● Aim of the task
Please print out every line of the material, unchanged.

________

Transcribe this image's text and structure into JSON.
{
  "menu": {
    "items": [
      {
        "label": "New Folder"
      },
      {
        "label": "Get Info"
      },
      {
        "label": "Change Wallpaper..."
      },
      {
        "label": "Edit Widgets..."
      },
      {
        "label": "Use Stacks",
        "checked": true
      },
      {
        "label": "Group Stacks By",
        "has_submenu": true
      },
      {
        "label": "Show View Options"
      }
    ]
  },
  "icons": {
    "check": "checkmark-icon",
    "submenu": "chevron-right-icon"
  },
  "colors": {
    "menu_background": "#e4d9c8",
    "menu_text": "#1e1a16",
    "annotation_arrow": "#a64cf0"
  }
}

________

● The answer
Transcribe this image's text and structure into JSON.
{
  "menu": {
    "items": [
      {
        "label": "New Folder"
      },
      {
        "label": "Get Info"
      },
      {
        "label": "Change Wallpaper..."
      },
      {
        "label": "Edit Widgets..."
      },
      {
        "label": "Use Stacks",
        "checked": true
      },
      {
        "label": "Group Stacks By",
        "has_submenu": true
      },
      {
        "label": "Show View Options"
      }
    ]
  },
  "icons": {
    "check": "checkmark-icon",
    "submenu": "chevron-right-icon"
  },
  "colors": {
    "menu_background": "#e4d9c8",
    "menu_text": "#1e1a16",
    "annotation_arrow": "#a64cf0"
  }
}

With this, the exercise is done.